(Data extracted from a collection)
• • • •

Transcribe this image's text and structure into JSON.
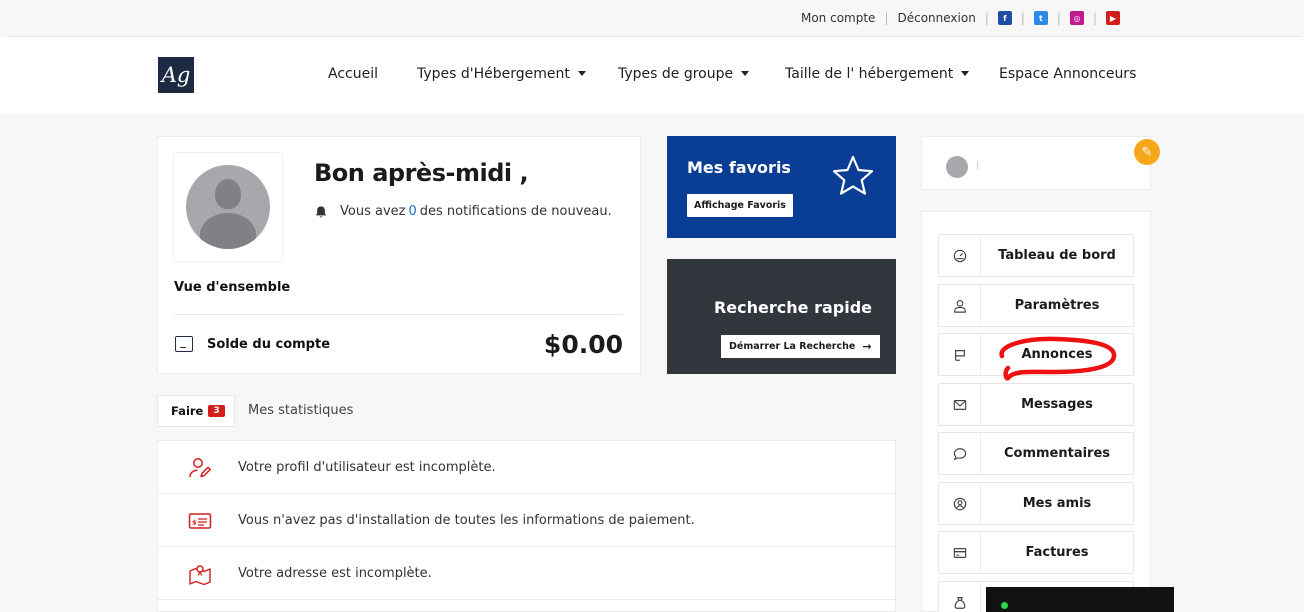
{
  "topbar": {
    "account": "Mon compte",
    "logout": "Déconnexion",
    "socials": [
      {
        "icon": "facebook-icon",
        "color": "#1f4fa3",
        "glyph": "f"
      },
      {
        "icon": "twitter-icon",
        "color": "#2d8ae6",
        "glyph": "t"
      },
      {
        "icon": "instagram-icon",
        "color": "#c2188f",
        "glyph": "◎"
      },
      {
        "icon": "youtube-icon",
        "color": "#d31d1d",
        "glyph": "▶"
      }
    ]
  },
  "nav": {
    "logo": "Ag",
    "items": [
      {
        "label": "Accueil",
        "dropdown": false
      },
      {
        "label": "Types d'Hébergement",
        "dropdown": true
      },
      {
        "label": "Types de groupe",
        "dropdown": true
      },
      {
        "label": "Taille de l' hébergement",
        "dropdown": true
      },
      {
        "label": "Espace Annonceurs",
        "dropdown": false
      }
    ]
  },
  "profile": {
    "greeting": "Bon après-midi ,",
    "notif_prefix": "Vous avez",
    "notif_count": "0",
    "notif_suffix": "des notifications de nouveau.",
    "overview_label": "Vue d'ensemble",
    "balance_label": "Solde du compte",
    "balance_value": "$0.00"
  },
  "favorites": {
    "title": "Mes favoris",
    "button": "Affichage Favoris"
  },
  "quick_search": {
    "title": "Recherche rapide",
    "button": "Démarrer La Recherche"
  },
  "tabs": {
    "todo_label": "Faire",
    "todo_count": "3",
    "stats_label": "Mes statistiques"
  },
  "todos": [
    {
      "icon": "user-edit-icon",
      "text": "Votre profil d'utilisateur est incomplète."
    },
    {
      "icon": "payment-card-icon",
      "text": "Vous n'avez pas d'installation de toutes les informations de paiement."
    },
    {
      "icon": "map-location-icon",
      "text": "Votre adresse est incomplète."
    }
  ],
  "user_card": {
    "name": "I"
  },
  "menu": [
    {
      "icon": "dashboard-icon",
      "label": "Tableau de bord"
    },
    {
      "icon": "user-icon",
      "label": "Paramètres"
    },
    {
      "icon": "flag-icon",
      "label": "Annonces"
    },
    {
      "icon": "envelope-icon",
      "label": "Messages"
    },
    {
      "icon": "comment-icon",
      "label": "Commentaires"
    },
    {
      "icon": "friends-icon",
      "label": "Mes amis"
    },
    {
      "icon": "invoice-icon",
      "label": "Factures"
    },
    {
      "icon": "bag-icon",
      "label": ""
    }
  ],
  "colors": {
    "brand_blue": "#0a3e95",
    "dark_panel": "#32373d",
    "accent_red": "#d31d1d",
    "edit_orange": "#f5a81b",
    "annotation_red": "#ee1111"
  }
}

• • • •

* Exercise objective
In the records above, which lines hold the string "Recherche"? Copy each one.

* Task output
    "title": "Recherche rapide",
    "button": "Démarrer La Recherche"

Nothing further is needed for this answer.